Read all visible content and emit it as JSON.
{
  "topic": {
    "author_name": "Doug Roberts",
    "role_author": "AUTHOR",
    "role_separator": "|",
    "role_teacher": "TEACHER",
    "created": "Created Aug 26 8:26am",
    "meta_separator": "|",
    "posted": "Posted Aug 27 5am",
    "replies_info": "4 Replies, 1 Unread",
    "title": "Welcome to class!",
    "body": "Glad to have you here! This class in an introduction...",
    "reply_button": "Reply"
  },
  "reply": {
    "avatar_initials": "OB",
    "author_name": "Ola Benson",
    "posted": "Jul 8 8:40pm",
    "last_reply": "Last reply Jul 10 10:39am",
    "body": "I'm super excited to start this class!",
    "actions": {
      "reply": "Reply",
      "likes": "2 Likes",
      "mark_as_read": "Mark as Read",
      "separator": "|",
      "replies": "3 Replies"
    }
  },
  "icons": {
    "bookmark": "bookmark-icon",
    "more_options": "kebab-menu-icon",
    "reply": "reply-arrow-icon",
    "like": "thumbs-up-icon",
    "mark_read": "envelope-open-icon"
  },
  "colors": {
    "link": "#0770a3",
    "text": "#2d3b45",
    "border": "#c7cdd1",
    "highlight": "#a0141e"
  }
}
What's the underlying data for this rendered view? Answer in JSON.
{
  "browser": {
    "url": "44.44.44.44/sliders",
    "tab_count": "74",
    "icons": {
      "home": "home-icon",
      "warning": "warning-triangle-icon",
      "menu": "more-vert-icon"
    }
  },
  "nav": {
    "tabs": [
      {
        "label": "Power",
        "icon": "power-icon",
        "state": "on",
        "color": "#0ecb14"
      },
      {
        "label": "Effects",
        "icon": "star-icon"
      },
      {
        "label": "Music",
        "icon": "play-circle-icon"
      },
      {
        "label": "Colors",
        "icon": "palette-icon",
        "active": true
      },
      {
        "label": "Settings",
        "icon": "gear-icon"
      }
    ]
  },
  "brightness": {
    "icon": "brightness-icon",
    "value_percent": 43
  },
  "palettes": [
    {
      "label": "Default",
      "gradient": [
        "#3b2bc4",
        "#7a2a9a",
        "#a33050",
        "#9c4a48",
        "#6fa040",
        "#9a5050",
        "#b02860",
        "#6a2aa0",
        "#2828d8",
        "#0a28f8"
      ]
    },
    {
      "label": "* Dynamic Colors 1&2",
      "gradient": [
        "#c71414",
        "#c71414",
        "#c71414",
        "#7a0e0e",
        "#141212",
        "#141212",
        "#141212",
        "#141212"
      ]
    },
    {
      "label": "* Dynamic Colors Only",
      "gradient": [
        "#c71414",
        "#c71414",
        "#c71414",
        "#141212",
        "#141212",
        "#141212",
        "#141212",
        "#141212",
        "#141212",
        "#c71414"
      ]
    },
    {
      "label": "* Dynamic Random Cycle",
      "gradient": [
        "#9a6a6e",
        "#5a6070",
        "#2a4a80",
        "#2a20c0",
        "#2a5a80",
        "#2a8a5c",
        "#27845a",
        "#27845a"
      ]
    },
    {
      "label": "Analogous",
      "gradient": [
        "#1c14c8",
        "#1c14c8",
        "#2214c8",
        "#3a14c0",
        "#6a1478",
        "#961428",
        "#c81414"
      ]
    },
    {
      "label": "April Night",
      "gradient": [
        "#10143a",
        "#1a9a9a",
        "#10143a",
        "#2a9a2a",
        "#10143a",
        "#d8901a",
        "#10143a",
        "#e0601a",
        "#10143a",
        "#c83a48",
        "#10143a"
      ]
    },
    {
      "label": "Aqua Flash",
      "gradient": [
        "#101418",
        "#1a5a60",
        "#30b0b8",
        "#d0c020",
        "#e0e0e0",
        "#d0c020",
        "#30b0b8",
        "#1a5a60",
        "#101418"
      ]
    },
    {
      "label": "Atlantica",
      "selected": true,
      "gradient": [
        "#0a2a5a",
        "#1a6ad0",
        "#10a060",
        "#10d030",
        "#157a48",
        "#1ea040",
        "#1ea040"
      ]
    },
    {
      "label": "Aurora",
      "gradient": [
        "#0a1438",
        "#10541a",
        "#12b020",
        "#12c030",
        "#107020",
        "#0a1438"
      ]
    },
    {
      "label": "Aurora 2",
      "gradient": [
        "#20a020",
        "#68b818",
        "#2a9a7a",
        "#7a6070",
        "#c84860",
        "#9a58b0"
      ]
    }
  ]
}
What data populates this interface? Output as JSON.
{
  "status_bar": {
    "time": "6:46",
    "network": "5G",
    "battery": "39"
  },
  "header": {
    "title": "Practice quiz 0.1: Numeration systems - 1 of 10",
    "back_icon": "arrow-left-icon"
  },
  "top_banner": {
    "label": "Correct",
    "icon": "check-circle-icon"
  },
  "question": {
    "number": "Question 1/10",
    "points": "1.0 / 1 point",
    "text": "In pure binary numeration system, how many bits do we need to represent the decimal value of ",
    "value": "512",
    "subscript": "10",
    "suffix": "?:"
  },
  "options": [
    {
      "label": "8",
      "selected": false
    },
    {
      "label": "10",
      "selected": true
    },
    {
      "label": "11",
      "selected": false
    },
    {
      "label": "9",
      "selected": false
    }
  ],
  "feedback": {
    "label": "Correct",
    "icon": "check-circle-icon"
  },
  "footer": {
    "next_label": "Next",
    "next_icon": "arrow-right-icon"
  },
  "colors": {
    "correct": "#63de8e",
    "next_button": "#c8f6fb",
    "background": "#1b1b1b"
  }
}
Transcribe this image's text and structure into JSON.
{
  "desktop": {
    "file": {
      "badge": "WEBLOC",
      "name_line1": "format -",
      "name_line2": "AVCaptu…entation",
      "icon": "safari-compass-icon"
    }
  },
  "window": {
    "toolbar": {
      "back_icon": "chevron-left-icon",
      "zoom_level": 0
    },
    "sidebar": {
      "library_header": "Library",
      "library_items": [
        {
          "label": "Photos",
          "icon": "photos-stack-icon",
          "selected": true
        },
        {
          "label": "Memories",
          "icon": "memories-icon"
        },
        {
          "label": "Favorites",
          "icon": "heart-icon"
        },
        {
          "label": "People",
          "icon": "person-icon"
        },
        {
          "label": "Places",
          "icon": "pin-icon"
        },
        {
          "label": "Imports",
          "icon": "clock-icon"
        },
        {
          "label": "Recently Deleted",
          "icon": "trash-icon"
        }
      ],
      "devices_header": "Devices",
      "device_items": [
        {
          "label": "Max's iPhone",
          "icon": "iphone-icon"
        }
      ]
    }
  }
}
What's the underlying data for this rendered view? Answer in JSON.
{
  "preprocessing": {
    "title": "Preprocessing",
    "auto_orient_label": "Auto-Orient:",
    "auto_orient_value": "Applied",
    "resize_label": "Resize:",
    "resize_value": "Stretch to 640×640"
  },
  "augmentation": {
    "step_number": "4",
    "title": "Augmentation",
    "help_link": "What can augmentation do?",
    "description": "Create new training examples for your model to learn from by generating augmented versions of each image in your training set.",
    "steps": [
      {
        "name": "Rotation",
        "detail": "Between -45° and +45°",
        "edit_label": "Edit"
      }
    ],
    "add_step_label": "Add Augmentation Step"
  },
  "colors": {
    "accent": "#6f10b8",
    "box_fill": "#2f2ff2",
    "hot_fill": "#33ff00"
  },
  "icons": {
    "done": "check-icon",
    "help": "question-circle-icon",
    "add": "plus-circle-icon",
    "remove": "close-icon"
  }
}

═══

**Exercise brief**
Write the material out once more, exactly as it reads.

**Solution for this exercise**
Read all visible content and emit it as JSON.
{
  "topic": {
    "author_name": "Doug Roberts",
    "role_author": "AUTHOR",
    "role_separator": "|",
    "role_teacher": "TEACHER",
    "created": "Created Aug 26 8:26am",
    "meta_separator": "|",
    "posted": "Posted Aug 27 5am",
    "replies_info": "4 Replies, 1 Unread",
    "title": "Welcome to class!",
    "body": "Glad to have you here! This class in an introduction...",
    "reply_button": "Reply"
  },
  "reply": {
    "avatar_initials": "OB",
    "author_name": "Ola Benson",
    "posted": "Jul 8 8:40pm",
    "last_reply": "Last reply Jul 10 10:39am",
    "body": "I'm super excited to start this class!",
    "actions": {
      "reply": "Reply",
      "likes": "2 Likes",
      "mark_as_read": "Mark as Read",
      "separator": "|",
      "replies": "3 Replies"
    }
  },
  "icons": {
    "bookmark": "bookmark-icon",
    "more_options": "kebab-menu-icon",
    "reply": "reply-arrow-icon",
    "like": "thumbs-up-icon",
    "mark_read": "envelope-open-icon"
  },
  "colors": {
    "link": "#0770a3",
    "text": "#2d3b45",
    "border": "#c7cdd1",
    "highlight": "#a0141e"
  }
}
What's the underlying data for this rendered view? Answer in JSON.
{
  "browser": {
    "url": "44.44.44.44/sliders",
    "tab_count": "74",
    "icons": {
      "home": "home-icon",
      "warning": "warning-triangle-icon",
      "menu": "more-vert-icon"
    }
  },
  "nav": {
    "tabs": [
      {
        "label": "Power",
        "icon": "power-icon",
        "state": "on",
        "color": "#0ecb14"
      },
      {
        "label": "Effects",
        "icon": "star-icon"
      },
      {
        "label": "Music",
        "icon": "play-circle-icon"
      },
      {
        "label": "Colors",
        "icon": "palette-icon",
        "active": true
      },
      {
        "label": "Settings",
        "icon": "gear-icon"
      }
    ]
  },
  "brightness": {
    "icon": "brightness-icon",
    "value_percent": 43
  },
  "palettes": [
    {
      "label": "Default",
      "gradient": [
        "#3b2bc4",
        "#7a2a9a",
        "#a33050",
        "#9c4a48",
        "#6fa040",
        "#9a5050",
        "#b02860",
        "#6a2aa0",
        "#2828d8",
        "#0a28f8"
      ]
    },
    {
      "label": "* Dynamic Colors 1&2",
      "gradient": [
        "#c71414",
        "#c71414",
        "#c71414",
        "#7a0e0e",
        "#141212",
        "#141212",
        "#141212",
        "#141212"
      ]
    },
    {
      "label": "* Dynamic Colors Only",
      "gradient": [
        "#c71414",
        "#c71414",
        "#c71414",
        "#141212",
        "#141212",
        "#141212",
        "#141212",
        "#141212",
        "#141212",
        "#c71414"
      ]
    },
    {
      "label": "* Dynamic Random Cycle",
      "gradient": [
        "#9a6a6e",
        "#5a6070",
        "#2a4a80",
        "#2a20c0",
        "#2a5a80",
        "#2a8a5c",
        "#27845a",
        "#27845a"
      ]
    },
    {
      "label": "Analogous",
      "gradient": [
        "#1c14c8",
        "#1c14c8",
        "#2214c8",
        "#3a14c0",
        "#6a1478",
        "#961428",
        "#c81414"
      ]
    },
    {
      "label": "April Night",
      "gradient": [
        "#10143a",
        "#1a9a9a",
        "#10143a",
        "#2a9a2a",
        "#10143a",
        "#d8901a",
        "#10143a",
        "#e0601a",
        "#10143a",
        "#c83a48",
        "#10143a"
      ]
    },
    {
      "label": "Aqua Flash",
      "gradient": [
        "#101418",
        "#1a5a60",
        "#30b0b8",
        "#d0c020",
        "#e0e0e0",
        "#d0c020",
        "#30b0b8",
        "#1a5a60",
        "#101418"
      ]
    },
    {
      "label": "Atlantica",
      "selected": true,
      "gradient": [
        "#0a2a5a",
        "#1a6ad0",
        "#10a060",
        "#10d030",
        "#157a48",
        "#1ea040",
        "#1ea040"
      ]
    },
    {
      "label": "Aurora",
      "gradient": [
        "#0a1438",
        "#10541a",
        "#12b020",
        "#12c030",
        "#107020",
        "#0a1438"
      ]
    },
    {
      "label": "Aurora 2",
      "gradient": [
        "#20a020",
        "#68b818",
        "#2a9a7a",
        "#7a6070",
        "#c84860",
        "#9a58b0"
      ]
    }
  ]
}
What data populates this interface? Output as JSON.
{
  "status_bar": {
    "time": "6:46",
    "network": "5G",
    "battery": "39"
  },
  "header": {
    "title": "Practice quiz 0.1: Numeration systems - 1 of 10",
    "back_icon": "arrow-left-icon"
  },
  "top_banner": {
    "label": "Correct",
    "icon": "check-circle-icon"
  },
  "question": {
    "number": "Question 1/10",
    "points": "1.0 / 1 point",
    "text": "In pure binary numeration system, how many bits do we need to represent the decimal value of ",
    "value": "512",
    "subscript": "10",
    "suffix": "?:"
  },
  "options": [
    {
      "label": "8",
      "selected": false
    },
    {
      "label": "10",
      "selected": true
    },
    {
      "label": "11",
      "selected": false
    },
    {
      "label": "9",
      "selected": false
    }
  ],
  "feedback": {
    "label": "Correct",
    "icon": "check-circle-icon"
  },
  "footer": {
    "next_label": "Next",
    "next_icon": "arrow-right-icon"
  },
  "colors": {
    "correct": "#63de8e",
    "next_button": "#c8f6fb",
    "background": "#1b1b1b"
  }
}
Transcribe this image's text and structure into JSON.
{
  "desktop": {
    "file": {
      "badge": "WEBLOC",
      "name_line1": "format -",
      "name_line2": "AVCaptu…entation",
      "icon": "safari-compass-icon"
    }
  },
  "window": {
    "toolbar": {
      "back_icon": "chevron-left-icon",
      "zoom_level": 0
    },
    "sidebar": {
      "library_header": "Library",
      "library_items": [
        {
          "label": "Photos",
          "icon": "photos-stack-icon",
          "selected": true
        },
        {
          "label": "Memories",
          "icon": "memories-icon"
        },
        {
          "label": "Favorites",
          "icon": "heart-icon"
        },
        {
          "label": "People",
          "icon": "person-icon"
        },
        {
          "label": "Places",
          "icon": "pin-icon"
        },
        {
          "label": "Imports",
          "icon": "clock-icon"
        },
        {
          "label": "Recently Deleted",
          "icon": "trash-icon"
        }
      ],
      "devices_header": "Devices",
      "device_items": [
        {
          "label": "Max's iPhone",
          "icon": "iphone-icon"
        }
      ]
    }
  }
}
What's the underlying data for this rendered view? Answer in JSON.
{
  "preprocessing": {
    "title": "Preprocessing",
    "auto_orient_label": "Auto-Orient:",
    "auto_orient_value": "Applied",
    "resize_label": "Resize:",
    "resize_value": "Stretch to 640×640"
  },
  "augmentation": {
    "step_number": "4",
    "title": "Augmentation",
    "help_link": "What can augmentation do?",
    "description": "Create new training examples for your model to learn from by generating augmented versions of each image in your training set.",
    "steps": [
      {
        "name": "Rotation",
        "detail": "Between -45° and +45°",
        "edit_label": "Edit"
      }
    ],
    "add_step_label": "Add Augmentation Step"
  },
  "colors": {
    "accent": "#6f10b8",
    "box_fill": "#2f2ff2",
    "hot_fill": "#33ff00"
  },
  "icons": {
    "done": "check-icon",
    "help": "question-circle-icon",
    "add": "plus-circle-icon",
    "remove": "close-icon"
  }
}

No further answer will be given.